• DATA FOR THIS EXERCISE:
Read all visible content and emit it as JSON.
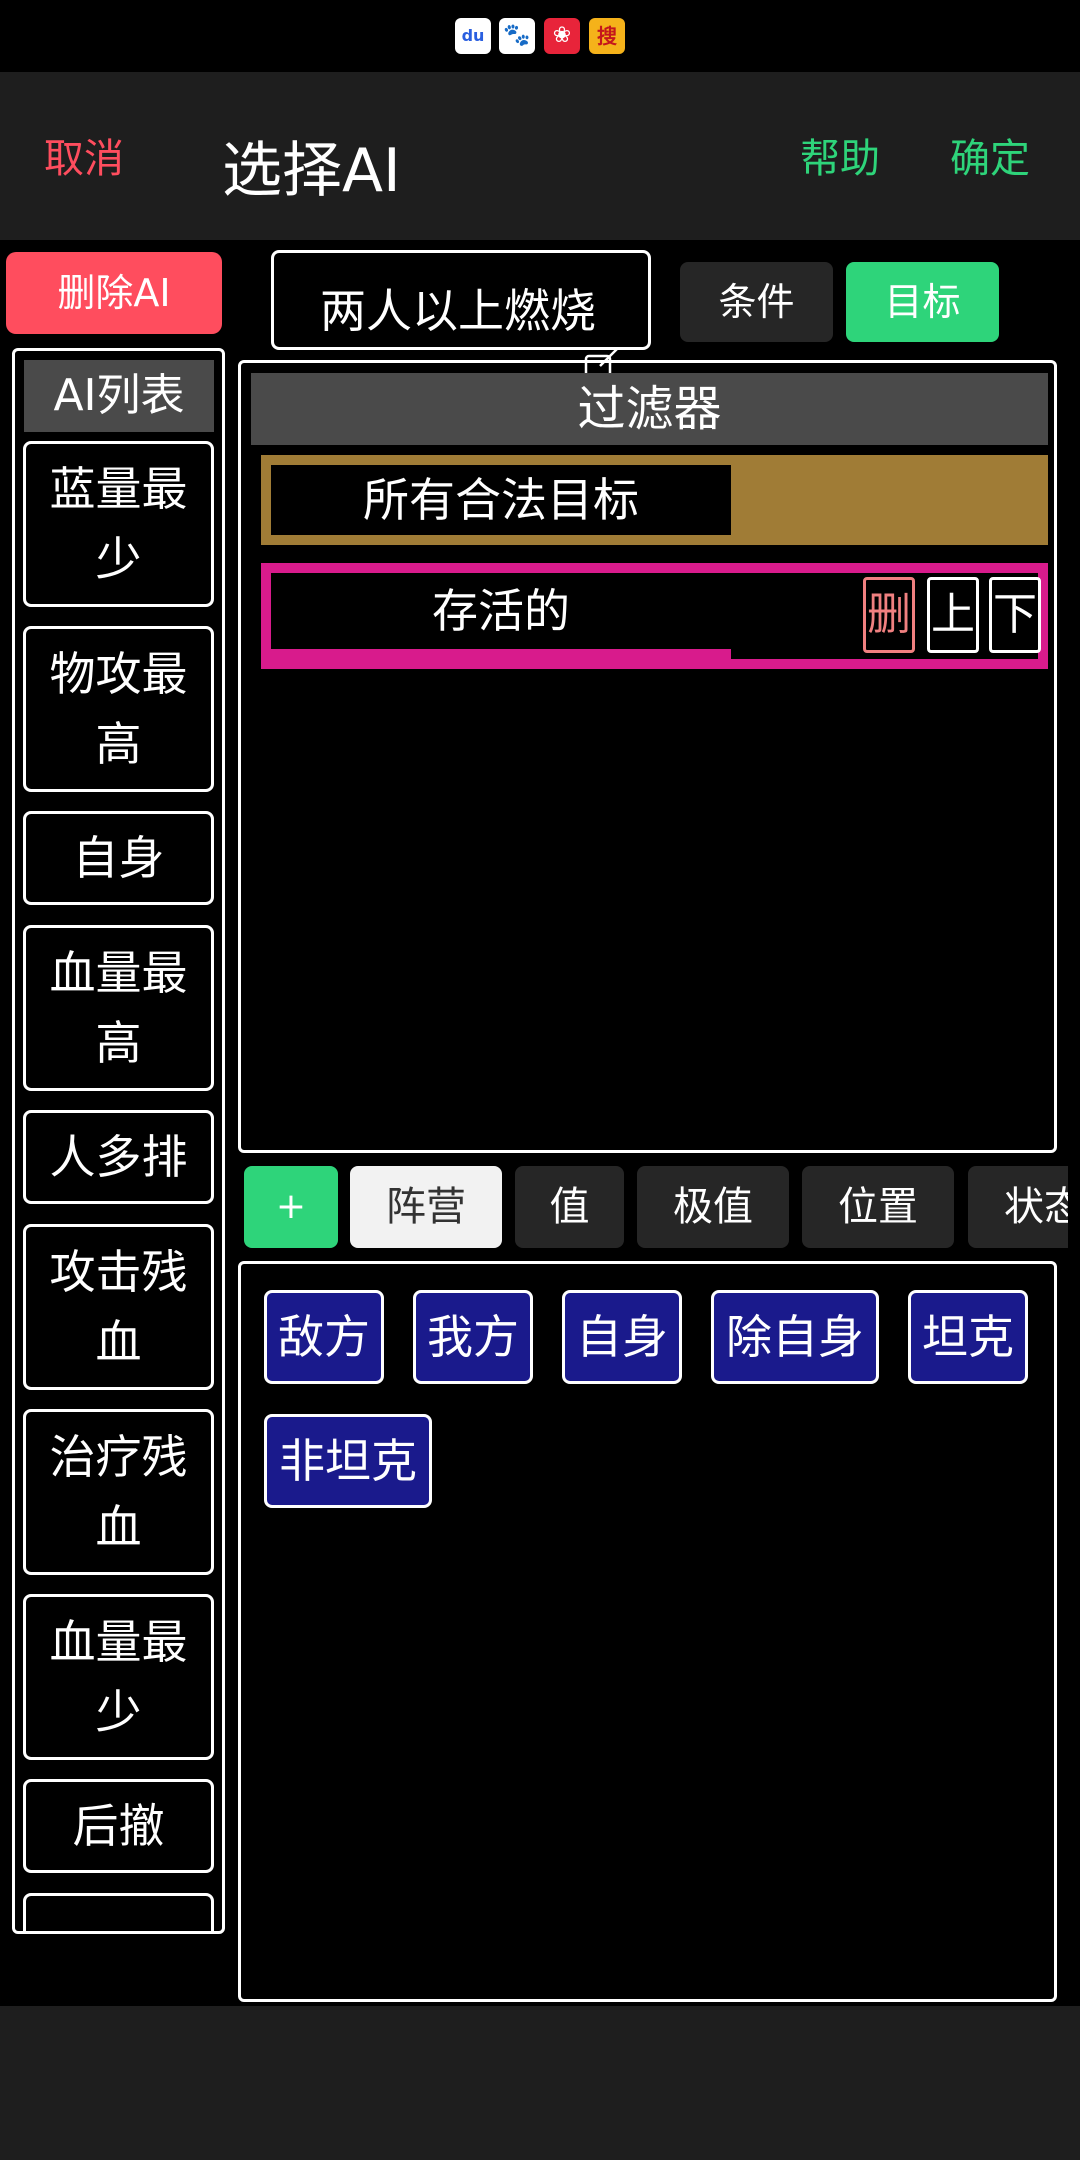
{
  "status_bar": {
    "icons": [
      "baidu-icon",
      "paw-app-icon",
      "red-app-icon",
      "sohu-app-icon"
    ],
    "icon_text": [
      "du",
      "🐾",
      "❀",
      "搜"
    ]
  },
  "header": {
    "cancel": "取消",
    "title": "选择AI",
    "help": "帮助",
    "confirm": "确定"
  },
  "delete_ai": "删除AI",
  "name_input": {
    "value": "两人以上燃烧"
  },
  "mode_tabs": {
    "condition": "条件",
    "target": "目标",
    "active": "target"
  },
  "ai_list": {
    "header": "AI列表",
    "items": [
      "蓝量最少",
      "物攻最高",
      "自身",
      "血量最高",
      "人多排",
      "攻击残血",
      "治疗残血",
      "血量最少",
      "后撤"
    ]
  },
  "filter": {
    "header": "过滤器",
    "rules": [
      {
        "label": "所有合法目标"
      },
      {
        "label": "存活的",
        "delete": "删",
        "up": "上",
        "down": "下"
      }
    ]
  },
  "categories": {
    "add": "+",
    "items": [
      "阵营",
      "值",
      "极值",
      "位置",
      "状态"
    ],
    "selected": "阵营"
  },
  "options": [
    "敌方",
    "我方",
    "自身",
    "除自身",
    "坦克",
    "非坦克"
  ],
  "colors": {
    "accent_green": "#2ed47a",
    "danger_red": "#ff4d5e",
    "rule_gold": "#a07c36",
    "rule_pink": "#d81b8c",
    "option_blue": "#1a1a8c"
  }
}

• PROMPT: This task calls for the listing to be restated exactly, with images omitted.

• EXPECTED ANSWER:
Read all visible content and emit it as JSON.
{
  "status_bar": {
    "icons": [
      "baidu-icon",
      "paw-app-icon",
      "red-app-icon",
      "sohu-app-icon"
    ],
    "icon_text": [
      "du",
      "🐾",
      "❀",
      "搜"
    ]
  },
  "header": {
    "cancel": "取消",
    "title": "选择AI",
    "help": "帮助",
    "confirm": "确定"
  },
  "delete_ai": "删除AI",
  "name_input": {
    "value": "两人以上燃烧"
  },
  "mode_tabs": {
    "condition": "条件",
    "target": "目标",
    "active": "target"
  },
  "ai_list": {
    "header": "AI列表",
    "items": [
      "蓝量最少",
      "物攻最高",
      "自身",
      "血量最高",
      "人多排",
      "攻击残血",
      "治疗残血",
      "血量最少",
      "后撤"
    ]
  },
  "filter": {
    "header": "过滤器",
    "rules": [
      {
        "label": "所有合法目标"
      },
      {
        "label": "存活的",
        "delete": "删",
        "up": "上",
        "down": "下"
      }
    ]
  },
  "categories": {
    "add": "+",
    "items": [
      "阵营",
      "值",
      "极值",
      "位置",
      "状态"
    ],
    "selected": "阵营"
  },
  "options": [
    "敌方",
    "我方",
    "自身",
    "除自身",
    "坦克",
    "非坦克"
  ],
  "colors": {
    "accent_green": "#2ed47a",
    "danger_red": "#ff4d5e",
    "rule_gold": "#a07c36",
    "rule_pink": "#d81b8c",
    "option_blue": "#1a1a8c"
  }
}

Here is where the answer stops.